[TASK DESCRIPTION] Go through the data below and return each line where the string "button" appears.

────────────────

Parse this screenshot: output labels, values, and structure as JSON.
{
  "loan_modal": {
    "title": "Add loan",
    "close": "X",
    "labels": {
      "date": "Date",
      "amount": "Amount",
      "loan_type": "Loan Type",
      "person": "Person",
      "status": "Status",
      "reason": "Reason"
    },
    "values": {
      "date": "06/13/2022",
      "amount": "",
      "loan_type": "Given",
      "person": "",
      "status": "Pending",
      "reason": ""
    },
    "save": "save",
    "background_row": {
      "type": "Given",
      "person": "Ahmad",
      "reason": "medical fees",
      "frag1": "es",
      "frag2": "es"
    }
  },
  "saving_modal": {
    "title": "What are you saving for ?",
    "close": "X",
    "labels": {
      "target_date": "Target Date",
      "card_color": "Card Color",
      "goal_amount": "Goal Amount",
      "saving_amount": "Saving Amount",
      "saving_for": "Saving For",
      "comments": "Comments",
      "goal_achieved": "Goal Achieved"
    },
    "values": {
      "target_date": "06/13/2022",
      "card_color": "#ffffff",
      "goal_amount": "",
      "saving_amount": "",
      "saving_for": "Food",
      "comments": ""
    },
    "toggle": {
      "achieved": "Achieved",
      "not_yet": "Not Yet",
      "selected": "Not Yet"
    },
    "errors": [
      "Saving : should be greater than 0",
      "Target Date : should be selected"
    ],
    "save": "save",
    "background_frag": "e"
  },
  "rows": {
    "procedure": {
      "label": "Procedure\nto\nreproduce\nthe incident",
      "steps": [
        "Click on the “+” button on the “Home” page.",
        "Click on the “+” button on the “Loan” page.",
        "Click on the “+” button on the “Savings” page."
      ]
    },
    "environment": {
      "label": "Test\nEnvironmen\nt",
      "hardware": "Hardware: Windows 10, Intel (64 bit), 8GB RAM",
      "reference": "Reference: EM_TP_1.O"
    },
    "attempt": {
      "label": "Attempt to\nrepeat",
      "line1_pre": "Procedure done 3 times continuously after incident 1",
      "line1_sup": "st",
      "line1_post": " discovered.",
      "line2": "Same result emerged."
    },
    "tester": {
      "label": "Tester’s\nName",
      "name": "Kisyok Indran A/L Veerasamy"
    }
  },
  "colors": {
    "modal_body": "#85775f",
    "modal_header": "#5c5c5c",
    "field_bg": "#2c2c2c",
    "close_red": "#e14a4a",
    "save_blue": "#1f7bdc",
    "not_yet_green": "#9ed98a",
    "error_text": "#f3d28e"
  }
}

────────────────

[RESULT FOR THIS TASK]
        "Click on the “+” button on the “Home” page.",
        "Click on the “+” button on the “Loan” page.",
        "Click on the “+” button on the “Savings” page."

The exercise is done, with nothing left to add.